Richard III is back from the grave. No, I’m not talking about a heap of bones found beneath Parking Lot A, Leicester, England. The new Netflix-exclusive series House of Cards offers audiences a protagonist equal to scheming old Richard or any heavy-hitting bad guy anti-hero HBO can throw at television viewers. During the show’s first scene, our man, dressed in sharp evening dress, throttles a dog injured in a hit-and-run. He is Senator Frank J. Underwood, and he has a lot more than just mercy killings up his sleeve.
The senator seems like the next contender in a line of dastardly television anti-heroes: Tony Soprano, Dexter, Nucky Thompson. Frank can swear and shout with the best of them, pulling the strings on each of his political puppets all the while. But this politician is more than just brutish; the senator represents a type of character that stretches beyond the television anti-hero into the realm of ancient myth.
Frank is a trickster, an archetype from mythology that lives to create chaos and come out ahead. According to Alexander Eliot’s The Universal Myths, trickster figures appear in folk tales to shake things up, displacing the established order of man and nature, using the weapon of words to accomplish their deceit. The gods or creatures that lay the trickery on thick advance society — taking the unbeaten path to undermine the equilibrium and push mankind forward — whether their acts are kind or malignant.
Ulysses and the Polynesian hero Maui outwitted every strange, one-eyed beast that came their way. In one story, famous from New Zealand to Hawaii, Maui even tried to take on death, hacking at its jaws with a weapon made from the bones of his grandmother.
I can easily see Frank taking on his own mortality, swinging a piece of a dead relative — or maybe he’d just have an unpaid intern do it for him.
Coyote and Raven are two famous aboriginal tricksters; both use language as a weapon, manipulating gods and humans to do their bidding and reaping the rewards of their ingenuity. This is the kind of scheming and fast-talking Frank lives for: he never appears happier than when he outwits whatever giant political machine lies in his path, toppling allies and enemies alike along the way.
The senator for North Carolina is a refreshing kind of character, one that is rarely put to work in a television series so well. Al Swearengen was a solid trickster figure – but the writers of Deadwood fell too much in love with the barkeep, and the show turned into Alapalooza by the third season.
I’m confident House of Cards will continue as it started: balancing the plots with Shakespearean grace and preventing Frank’s asides from curdling with overuse.

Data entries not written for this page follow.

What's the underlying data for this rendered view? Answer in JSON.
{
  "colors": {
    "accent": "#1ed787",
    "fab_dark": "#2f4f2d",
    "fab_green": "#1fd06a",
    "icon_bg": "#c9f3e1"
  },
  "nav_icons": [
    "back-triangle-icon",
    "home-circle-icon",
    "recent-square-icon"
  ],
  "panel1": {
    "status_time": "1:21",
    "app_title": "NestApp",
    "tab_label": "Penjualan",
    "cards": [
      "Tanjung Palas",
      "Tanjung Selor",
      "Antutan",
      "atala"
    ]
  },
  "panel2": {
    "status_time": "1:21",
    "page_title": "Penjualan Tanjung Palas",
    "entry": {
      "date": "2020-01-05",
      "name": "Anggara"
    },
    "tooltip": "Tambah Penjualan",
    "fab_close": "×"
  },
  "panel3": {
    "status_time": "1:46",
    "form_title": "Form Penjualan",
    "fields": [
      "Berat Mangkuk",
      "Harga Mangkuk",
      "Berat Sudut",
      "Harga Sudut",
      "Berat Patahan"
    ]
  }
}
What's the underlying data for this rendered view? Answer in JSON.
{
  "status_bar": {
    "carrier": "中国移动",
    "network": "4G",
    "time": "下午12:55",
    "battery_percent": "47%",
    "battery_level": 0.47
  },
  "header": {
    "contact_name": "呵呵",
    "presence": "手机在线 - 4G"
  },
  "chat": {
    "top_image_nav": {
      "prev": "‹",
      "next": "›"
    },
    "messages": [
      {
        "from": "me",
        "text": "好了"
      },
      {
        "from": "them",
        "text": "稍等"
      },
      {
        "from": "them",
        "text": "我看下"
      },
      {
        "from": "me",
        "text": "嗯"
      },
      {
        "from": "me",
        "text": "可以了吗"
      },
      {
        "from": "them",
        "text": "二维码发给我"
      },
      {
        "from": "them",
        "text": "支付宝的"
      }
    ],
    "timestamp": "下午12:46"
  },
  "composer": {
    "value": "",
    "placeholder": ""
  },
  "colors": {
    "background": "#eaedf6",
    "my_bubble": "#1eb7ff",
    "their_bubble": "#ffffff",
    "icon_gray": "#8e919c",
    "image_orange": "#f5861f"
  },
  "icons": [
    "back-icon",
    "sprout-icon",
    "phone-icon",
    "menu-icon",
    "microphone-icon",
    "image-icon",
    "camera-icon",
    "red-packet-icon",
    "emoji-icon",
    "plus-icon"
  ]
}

Senator Underwood may be the best baddie yet, a type of anti-hero that’s both relatively novel and archetypal at the same time. We’ll have to see what new trickery he has in store as season two unfolds. President Underwood?